Security's a lot more than technology. We've spent quite a bit of time documenting the right processes to use. If you go to our security Web site, we have paper after paper on these processes. I believe if there's a commitment from us -- there is a commitment from us -- it's just as important a commitment to notify users if you find anything and also to help with educational materials about how to set up a Web site and do it in a simpler way. Over time, we'll come out with some scripts to customise a system in a particular model. We do have a security tool that can help you analyse your system today ... and give you a report back on the health of it. It depends on what level of security you want.
Are you tracking the ASP [application service provider] space? Is that a niche market or is that going to become the main market?
If somebody wants to run terminals into a system and run the apps all off the server, I say, 'Hallelujah! We have Windows Terminal Server,' that'll let them do that. On the other hand, if they want to run a more balanced distributing model, then they can do that. If a company wants [to] completely outsource the management of their clients, and let a company like CenterBeam actually do the management, then I think we've got the facilities to do that. We're trying to give [a] flexible computing model set of choices to somebody. In some cases they'll use it within their own company in two different ways. I believe it's the flexibility -- that's the core thing we're offering.
So when it comes to thick vs. thin, you're agnostic?
I'm a distributed computing guy. I don't believe centralised computing is the answer to scale. Although I do like the idea of e-sites being built out of commodity pieces being put together, so you can get scale that way. But that, even inherently, is distributed. I like a personal environment; my perfect world is I want to be able to roam anywhere and get information from services in the sky, but I want to be able to have my information with me so I can use it regardless of where I'm at. There's a set of people who believe we're going back to centralised computing, and I'm not one of them. I believe we can have the power of centralised computing, but do it in a decentralised way. I've called it logically centralised but physically decentralised.
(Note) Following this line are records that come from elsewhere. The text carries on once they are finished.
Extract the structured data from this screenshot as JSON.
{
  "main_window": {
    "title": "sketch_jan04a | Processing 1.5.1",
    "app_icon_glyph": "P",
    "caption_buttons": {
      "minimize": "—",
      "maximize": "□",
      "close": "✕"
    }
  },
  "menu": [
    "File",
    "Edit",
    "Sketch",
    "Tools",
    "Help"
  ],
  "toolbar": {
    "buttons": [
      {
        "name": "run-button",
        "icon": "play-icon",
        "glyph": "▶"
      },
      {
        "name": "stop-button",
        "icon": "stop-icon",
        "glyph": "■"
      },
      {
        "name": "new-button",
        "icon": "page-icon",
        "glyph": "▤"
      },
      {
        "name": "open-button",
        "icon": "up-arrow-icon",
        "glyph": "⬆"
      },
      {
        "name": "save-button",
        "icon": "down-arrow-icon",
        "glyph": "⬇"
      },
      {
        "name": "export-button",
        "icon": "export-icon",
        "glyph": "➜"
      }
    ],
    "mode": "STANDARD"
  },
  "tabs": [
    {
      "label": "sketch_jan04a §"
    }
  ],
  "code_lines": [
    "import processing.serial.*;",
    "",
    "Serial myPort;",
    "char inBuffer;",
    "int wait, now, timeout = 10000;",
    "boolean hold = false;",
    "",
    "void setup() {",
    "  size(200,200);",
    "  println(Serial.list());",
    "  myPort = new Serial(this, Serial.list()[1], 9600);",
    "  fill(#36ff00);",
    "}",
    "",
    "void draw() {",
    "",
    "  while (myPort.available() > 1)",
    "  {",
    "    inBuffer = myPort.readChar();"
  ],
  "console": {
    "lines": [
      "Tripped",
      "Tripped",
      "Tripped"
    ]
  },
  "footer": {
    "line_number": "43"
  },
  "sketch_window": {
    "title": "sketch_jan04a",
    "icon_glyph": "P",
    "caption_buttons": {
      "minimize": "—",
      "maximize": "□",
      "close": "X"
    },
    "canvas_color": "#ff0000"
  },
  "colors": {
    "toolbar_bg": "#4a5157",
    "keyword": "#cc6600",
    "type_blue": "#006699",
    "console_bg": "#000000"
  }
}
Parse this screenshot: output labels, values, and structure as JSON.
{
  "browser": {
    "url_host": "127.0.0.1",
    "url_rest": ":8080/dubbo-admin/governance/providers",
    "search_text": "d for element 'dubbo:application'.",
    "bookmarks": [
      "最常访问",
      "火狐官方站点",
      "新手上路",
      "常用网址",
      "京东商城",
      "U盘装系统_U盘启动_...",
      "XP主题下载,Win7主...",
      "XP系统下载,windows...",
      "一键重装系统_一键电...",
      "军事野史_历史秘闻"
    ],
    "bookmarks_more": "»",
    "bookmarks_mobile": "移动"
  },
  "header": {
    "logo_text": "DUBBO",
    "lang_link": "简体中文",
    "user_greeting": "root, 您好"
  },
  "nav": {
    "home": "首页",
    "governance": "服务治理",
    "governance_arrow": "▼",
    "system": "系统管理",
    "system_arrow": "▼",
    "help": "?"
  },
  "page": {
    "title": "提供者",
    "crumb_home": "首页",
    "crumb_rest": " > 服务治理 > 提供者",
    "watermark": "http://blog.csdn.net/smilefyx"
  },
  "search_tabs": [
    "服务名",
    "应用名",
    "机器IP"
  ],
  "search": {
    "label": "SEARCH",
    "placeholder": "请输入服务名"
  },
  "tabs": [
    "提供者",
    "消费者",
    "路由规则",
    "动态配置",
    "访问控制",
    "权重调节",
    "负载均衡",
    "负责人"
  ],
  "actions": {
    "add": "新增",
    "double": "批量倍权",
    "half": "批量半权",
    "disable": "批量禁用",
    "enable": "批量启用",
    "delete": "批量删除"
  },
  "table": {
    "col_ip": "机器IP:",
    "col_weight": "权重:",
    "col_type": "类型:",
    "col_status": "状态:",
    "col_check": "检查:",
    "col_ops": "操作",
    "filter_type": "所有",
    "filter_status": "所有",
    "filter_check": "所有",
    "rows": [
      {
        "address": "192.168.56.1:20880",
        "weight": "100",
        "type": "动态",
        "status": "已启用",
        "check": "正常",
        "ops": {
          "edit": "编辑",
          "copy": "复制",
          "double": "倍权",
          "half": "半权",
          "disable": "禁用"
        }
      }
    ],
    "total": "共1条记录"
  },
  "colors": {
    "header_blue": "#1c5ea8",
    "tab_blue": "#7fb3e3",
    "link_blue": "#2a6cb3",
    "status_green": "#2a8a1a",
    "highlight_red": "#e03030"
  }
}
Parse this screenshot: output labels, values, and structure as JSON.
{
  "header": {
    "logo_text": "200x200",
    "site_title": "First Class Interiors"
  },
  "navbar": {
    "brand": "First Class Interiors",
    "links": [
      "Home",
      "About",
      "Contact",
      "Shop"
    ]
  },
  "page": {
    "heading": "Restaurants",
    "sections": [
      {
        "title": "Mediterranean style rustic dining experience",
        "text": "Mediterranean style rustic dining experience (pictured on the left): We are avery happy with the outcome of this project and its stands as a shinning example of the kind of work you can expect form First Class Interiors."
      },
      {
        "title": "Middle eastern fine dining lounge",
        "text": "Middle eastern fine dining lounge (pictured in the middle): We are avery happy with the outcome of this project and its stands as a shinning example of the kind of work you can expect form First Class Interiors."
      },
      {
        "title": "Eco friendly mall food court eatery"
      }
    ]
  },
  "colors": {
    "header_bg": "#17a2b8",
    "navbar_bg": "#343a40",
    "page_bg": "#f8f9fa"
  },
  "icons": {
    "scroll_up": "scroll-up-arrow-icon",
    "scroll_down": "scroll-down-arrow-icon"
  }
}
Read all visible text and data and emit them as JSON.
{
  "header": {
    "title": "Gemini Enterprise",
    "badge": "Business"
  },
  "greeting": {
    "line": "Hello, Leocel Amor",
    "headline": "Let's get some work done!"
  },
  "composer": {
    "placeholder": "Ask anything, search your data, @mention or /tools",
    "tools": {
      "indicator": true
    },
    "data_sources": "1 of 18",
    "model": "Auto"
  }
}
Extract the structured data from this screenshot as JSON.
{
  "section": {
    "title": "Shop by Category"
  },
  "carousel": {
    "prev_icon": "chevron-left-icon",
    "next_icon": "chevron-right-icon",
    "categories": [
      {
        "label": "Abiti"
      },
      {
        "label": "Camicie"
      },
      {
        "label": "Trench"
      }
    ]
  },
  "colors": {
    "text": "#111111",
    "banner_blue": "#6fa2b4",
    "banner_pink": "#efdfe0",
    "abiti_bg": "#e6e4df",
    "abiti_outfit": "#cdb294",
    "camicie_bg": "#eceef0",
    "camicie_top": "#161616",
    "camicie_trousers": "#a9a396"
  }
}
That, to me, is the future.
What's the status of Windows 2000 Datacenter as far as production -- who's it for, and why do they want it?
It's under development, we're waiting for hardware right at the moment. As soon as we get enough hardware that we feel good about testing coverage of it, then we'll ship it. In terms of true code development, it's done. In terms of who it's for, it's for the most mission-critical, high-end systems you can imagine.